Your affectionate Hub
W. H. Drake

 
 
© COPYRIGHT MEGAN STEVENS 2015 —
Footnotes
 
1. Private family manuscript (Judith Hall and Sally Mac, Auckland, New Zealand).
 
2. I do not have a copy of this letter. Henry’s Journal entry for 21 November 1854 reads: “Up at 6½. Welsford & Downer had breakfast with me. Capt. Anderson R.A. told me his cousin, Mr. Caddell of the E.I. Co. Service was going home express, & would take a letter for me. Sent 1st of Bill for £140, Capt. E.J.S. Ellison of R.M.S.P. Avon, cm Capt. Chappell R.N., 55 Moorgate St., at 10 days’ sight. Hurriedly finished L.L. No. 11, & wrote a note No. 23 merely to say all well. (7th arrived & sending the Bill.)”
 
3. Probably Lieutenant Robert Cadell, 20th Regiment Native Infantry.
 
4. Henry Clinton, 5th Duke of Newcastle was Secretary of State for War from June 1854 to February 1855.
 
5. Robert Gilmour Colquhoun was the British Agent and Consul General at Bucharest.
 
6. Surgeon Richard Francis Valpy De Lisle.
 
7. Colonel Henry Frederick Lockyer, 97th Regiment.
 
8. Augustus Frederick Welsford, 97th Regiment.
 
9. Henry Downes, MD, 97th Regiment.
 
10. Osborne Barwell Cannon, 97th Regiment.
 
11. Archibald Richard Harenc, 97th Regiment.
 
12. Thomas Venables, 97th Regiment.
 
13. Isaac Moore, 97th Regiment.
 
14. Marcus Antoine Obert, 97th Regiment.
 
15. Edward Douglass Harvest, 97th Regiment.
 
16. Ellen Georgina Handcock (née Williams), wife of the Hon. Henry Robert Handcock, 97th Regiment.
 
17. Wife of DACG Edward Barrington de Fonblanque.
 
18. Up to this time the Commissariat had been a civilian organisation controlled by another civilian organisation, the Treasury, under Sir Charles Trevelyan. By 1856 control of the Commissariat had been placed in the hands of the War Department, under the Secretary of War, who at this time was the Duke of Newcastle. [J. Sweetman, War and administration: The significance of the Crimean War for the British Army, (Edinburgh, 1984), pp. 41-59.]
 
19. Captain Edward Jenner Lambert Ellison.
 
20. Captain Edward Chappell, R.N.
 
21. Ernest Randolph Mackesy, 97th Regiment.
 
22. DCG Thomas Warton Ramsay.
 
23. DCG George Adams.
 
 
 

 
© COPYRIGHT MEGAN STEVENS 2015 —

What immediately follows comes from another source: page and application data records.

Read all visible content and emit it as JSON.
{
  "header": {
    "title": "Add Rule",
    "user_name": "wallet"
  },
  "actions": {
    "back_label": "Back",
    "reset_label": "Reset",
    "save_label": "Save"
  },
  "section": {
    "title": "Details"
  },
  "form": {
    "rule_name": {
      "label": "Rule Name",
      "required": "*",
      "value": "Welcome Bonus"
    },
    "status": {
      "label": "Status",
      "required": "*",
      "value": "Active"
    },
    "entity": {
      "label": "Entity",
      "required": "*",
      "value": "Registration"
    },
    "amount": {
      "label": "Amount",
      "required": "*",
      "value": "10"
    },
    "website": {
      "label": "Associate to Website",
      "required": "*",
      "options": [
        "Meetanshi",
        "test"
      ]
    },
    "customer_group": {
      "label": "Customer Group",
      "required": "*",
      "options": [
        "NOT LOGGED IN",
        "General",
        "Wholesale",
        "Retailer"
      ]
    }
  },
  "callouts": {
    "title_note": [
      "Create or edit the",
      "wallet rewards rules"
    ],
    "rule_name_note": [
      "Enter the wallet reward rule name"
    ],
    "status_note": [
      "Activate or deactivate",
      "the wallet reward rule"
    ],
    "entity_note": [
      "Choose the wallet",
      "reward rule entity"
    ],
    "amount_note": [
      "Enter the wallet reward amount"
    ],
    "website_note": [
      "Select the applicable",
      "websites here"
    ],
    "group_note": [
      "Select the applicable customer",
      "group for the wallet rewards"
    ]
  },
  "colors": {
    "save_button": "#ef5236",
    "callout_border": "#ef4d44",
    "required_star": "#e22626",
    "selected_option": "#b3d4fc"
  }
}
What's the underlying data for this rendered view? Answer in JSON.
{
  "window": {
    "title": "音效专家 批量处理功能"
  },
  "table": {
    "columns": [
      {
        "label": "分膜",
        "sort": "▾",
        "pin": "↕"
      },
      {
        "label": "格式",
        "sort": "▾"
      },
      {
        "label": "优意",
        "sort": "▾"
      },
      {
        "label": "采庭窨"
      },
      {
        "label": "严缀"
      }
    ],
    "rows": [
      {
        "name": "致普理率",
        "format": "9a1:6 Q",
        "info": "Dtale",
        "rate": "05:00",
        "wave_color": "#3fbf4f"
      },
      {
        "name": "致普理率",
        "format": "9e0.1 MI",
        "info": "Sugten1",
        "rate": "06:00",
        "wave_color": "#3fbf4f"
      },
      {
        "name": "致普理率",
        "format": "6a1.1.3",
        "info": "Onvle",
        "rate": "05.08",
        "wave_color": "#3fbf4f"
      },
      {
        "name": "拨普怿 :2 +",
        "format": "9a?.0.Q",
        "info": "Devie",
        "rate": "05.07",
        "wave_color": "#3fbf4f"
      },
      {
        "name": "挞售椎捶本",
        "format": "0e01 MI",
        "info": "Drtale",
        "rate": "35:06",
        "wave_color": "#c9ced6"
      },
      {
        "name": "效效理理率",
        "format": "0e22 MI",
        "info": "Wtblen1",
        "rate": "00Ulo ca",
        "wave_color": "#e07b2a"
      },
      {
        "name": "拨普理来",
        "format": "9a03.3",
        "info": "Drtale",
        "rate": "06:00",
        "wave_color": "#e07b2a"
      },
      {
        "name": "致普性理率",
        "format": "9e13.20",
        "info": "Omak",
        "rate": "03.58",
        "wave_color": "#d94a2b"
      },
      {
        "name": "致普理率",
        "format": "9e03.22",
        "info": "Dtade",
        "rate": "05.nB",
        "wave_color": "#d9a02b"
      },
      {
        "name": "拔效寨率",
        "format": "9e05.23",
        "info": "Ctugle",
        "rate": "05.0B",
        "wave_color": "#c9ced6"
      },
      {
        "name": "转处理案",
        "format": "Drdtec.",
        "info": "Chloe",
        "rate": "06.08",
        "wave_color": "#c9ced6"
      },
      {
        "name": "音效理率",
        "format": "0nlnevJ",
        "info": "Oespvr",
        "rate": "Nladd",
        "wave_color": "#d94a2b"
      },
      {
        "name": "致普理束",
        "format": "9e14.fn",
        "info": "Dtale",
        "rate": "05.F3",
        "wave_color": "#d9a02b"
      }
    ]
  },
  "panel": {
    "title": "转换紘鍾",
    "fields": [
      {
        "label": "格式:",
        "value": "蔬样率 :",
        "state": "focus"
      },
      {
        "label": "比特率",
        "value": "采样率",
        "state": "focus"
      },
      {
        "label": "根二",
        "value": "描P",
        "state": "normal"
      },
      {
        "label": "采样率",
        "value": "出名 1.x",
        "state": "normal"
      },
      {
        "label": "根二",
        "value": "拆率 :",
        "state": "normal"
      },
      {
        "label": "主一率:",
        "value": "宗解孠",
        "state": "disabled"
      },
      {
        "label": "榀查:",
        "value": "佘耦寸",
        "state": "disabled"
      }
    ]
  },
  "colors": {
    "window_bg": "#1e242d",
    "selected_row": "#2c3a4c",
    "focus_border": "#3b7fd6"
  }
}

Drake Letters Index 32. Drake to Louisa 17 November 1854 ◄ ● ► 34. Drake to Louisa 25 November 1854